“Also, that’s precisely the reason we have a farm bill. It creates the safety net that if the prices come down below the price of doing business we have mechanisms in place to ensure that folks can still stay in business.”
Nirmala Menon reported yesterday at The Wall Street Journal Online that, “The U.S. has lost a key round at the World Trade Organization in a trade dispute with Canada and Mexico over meat labeling, according to people familiar with the WTO’s findings.
“Canada and Mexico opposed a new U.S. rule that requires more information on labels about the origins of beef, pork and other meats, which went into effect in November. They took their case to the WTO, saying the rule hurts their competitiveness. The WTO panel that heard oral arguments in the dispute over the so-called country-of-origin labeling rule earlier this year has decided in favor of Canada and Mexico, according to sources familiar with the panel’s confidential report.

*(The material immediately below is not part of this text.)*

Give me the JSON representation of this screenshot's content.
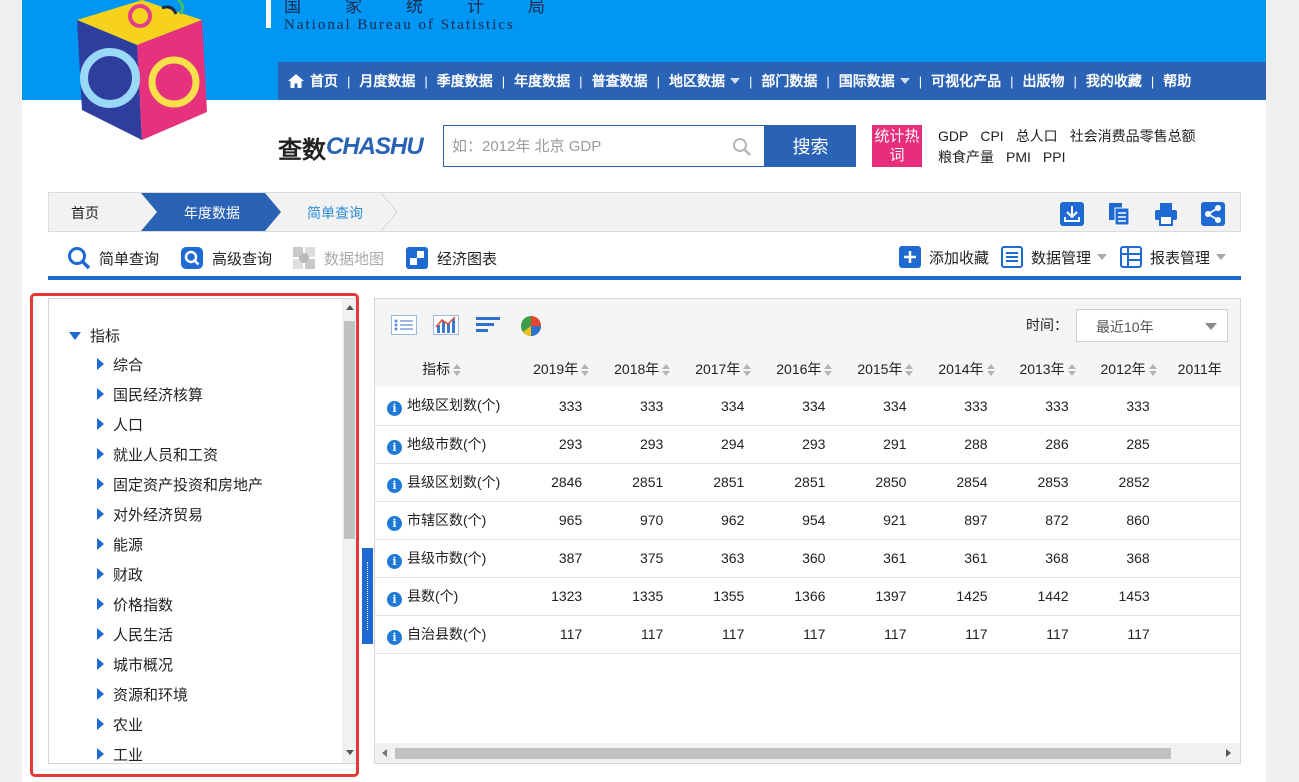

“The report, which the three governments have received, is expected to be made public in late September or early October, these sources said.”
The Journal article noted that, “The U.S. Department of Agriculture issued the new rule after a WTO finding in 2012 that an earlier version was discriminatory. But Canada and Mexico said the amended rule was even more onerous, and limited exports of cattle and hogs into the U.S from their countries. The animals end up being sold at a discount to those from the U.S., they said.”